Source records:
★ ★ ★ ★
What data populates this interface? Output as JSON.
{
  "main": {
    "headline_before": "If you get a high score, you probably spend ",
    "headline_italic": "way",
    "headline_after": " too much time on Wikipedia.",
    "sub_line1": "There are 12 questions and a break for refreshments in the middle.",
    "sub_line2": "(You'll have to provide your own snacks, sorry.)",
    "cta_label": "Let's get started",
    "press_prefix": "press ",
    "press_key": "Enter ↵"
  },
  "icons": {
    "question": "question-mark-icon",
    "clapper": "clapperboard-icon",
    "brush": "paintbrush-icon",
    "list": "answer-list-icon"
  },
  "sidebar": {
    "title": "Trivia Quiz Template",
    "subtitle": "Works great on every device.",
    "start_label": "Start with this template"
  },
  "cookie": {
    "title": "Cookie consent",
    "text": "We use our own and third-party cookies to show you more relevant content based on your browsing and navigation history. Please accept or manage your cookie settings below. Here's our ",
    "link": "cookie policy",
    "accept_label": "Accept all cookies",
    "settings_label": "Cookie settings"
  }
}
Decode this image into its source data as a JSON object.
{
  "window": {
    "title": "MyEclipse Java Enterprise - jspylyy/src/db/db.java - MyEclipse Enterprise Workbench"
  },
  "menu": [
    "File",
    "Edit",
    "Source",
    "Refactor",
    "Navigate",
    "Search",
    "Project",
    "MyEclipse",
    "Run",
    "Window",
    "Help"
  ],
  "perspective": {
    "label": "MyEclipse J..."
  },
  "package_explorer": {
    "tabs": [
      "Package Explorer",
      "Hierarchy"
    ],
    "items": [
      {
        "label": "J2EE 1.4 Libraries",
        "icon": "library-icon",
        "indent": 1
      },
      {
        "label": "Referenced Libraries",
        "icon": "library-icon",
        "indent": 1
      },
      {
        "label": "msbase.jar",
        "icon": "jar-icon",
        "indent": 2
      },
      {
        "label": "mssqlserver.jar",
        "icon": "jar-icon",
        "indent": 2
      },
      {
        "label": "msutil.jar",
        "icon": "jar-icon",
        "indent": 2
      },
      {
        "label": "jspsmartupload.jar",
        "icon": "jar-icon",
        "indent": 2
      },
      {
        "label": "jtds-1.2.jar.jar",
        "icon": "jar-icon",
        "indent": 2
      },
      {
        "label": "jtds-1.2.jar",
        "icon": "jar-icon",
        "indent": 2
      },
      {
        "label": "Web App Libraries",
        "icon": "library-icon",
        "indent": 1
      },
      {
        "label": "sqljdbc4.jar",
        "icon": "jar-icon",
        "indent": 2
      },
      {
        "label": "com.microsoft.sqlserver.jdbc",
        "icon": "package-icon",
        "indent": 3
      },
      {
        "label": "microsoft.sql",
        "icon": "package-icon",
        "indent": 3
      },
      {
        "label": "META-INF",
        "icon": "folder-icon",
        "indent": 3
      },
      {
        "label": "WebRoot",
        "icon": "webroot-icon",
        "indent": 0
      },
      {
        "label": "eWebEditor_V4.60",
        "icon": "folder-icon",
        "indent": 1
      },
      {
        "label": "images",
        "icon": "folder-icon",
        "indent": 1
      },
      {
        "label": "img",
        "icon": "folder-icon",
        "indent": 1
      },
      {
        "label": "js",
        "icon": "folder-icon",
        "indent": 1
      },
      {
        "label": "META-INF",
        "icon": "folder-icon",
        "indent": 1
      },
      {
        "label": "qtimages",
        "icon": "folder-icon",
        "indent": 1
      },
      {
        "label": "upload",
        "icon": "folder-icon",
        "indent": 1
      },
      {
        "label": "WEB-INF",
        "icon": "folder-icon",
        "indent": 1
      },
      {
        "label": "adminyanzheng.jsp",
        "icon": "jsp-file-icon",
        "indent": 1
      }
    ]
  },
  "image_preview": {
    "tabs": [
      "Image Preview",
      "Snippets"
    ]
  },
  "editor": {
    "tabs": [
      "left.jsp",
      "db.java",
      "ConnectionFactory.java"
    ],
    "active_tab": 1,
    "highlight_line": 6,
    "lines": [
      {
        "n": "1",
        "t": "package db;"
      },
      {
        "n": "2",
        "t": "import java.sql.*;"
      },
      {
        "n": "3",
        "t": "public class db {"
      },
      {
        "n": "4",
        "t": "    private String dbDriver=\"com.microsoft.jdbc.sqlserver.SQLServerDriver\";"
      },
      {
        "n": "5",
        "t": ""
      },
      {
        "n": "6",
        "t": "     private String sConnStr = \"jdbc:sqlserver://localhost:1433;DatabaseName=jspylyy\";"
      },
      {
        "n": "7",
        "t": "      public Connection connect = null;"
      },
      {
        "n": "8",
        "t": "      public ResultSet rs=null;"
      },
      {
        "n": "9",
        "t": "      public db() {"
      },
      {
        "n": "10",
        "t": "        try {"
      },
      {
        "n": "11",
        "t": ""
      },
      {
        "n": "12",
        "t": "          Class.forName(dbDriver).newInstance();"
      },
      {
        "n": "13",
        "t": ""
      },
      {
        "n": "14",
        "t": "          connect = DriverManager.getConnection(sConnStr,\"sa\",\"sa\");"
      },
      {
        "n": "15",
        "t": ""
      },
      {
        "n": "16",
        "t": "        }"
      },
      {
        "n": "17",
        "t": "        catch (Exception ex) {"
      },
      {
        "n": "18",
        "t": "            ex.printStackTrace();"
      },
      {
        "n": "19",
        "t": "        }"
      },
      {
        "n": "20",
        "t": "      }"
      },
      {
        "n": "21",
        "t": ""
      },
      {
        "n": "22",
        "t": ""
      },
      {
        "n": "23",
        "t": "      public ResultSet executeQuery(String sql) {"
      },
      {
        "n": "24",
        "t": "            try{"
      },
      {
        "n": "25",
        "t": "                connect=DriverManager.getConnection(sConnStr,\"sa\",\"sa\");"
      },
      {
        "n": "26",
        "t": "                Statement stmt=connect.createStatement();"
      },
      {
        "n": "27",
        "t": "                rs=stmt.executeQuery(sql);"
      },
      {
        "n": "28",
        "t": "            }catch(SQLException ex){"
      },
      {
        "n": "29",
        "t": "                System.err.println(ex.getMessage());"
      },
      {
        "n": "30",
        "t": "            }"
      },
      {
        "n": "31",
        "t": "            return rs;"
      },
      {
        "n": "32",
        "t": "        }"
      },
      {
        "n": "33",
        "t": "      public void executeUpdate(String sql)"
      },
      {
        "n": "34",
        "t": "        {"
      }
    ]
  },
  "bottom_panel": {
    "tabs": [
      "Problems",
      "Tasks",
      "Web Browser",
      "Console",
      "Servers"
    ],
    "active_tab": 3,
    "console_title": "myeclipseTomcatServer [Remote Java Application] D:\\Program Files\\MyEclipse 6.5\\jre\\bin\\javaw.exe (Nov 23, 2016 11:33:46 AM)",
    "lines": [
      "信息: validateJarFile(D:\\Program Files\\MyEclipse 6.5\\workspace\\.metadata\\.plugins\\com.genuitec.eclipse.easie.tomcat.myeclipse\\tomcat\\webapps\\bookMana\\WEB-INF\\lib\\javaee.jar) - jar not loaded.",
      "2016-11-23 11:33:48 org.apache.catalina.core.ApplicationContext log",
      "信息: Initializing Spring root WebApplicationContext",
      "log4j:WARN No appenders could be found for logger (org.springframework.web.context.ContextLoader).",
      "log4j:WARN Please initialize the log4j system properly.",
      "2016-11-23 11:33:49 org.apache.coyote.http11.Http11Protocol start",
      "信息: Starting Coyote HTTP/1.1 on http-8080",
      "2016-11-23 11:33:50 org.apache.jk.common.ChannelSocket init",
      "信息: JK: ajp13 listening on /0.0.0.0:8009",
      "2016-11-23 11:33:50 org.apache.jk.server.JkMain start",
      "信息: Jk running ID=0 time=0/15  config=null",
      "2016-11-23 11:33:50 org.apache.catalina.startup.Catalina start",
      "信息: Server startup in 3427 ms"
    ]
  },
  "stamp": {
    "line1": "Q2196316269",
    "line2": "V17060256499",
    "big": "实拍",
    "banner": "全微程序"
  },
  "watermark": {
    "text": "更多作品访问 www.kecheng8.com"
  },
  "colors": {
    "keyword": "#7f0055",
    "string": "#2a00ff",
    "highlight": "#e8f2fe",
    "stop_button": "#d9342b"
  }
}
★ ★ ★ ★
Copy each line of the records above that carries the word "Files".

Completed task:
    "console_title": "myeclipseTomcatServer [Remote Java Application] D:\\Program Files\\MyEclipse 6.5\\jre\\bin\\javaw.exe (Nov 23, 2016 11:33:46 AM)",
      "信息: validateJarFile(D:\\Program Files\\MyEclipse 6.5\\workspace\\.metadata\\.plugins\\com.genuitec.eclipse.easie.tomcat.myeclipse\\tomcat\\webapps\\bookMana\\WEB-INF\\lib\\javaee.jar) - jar not loaded.",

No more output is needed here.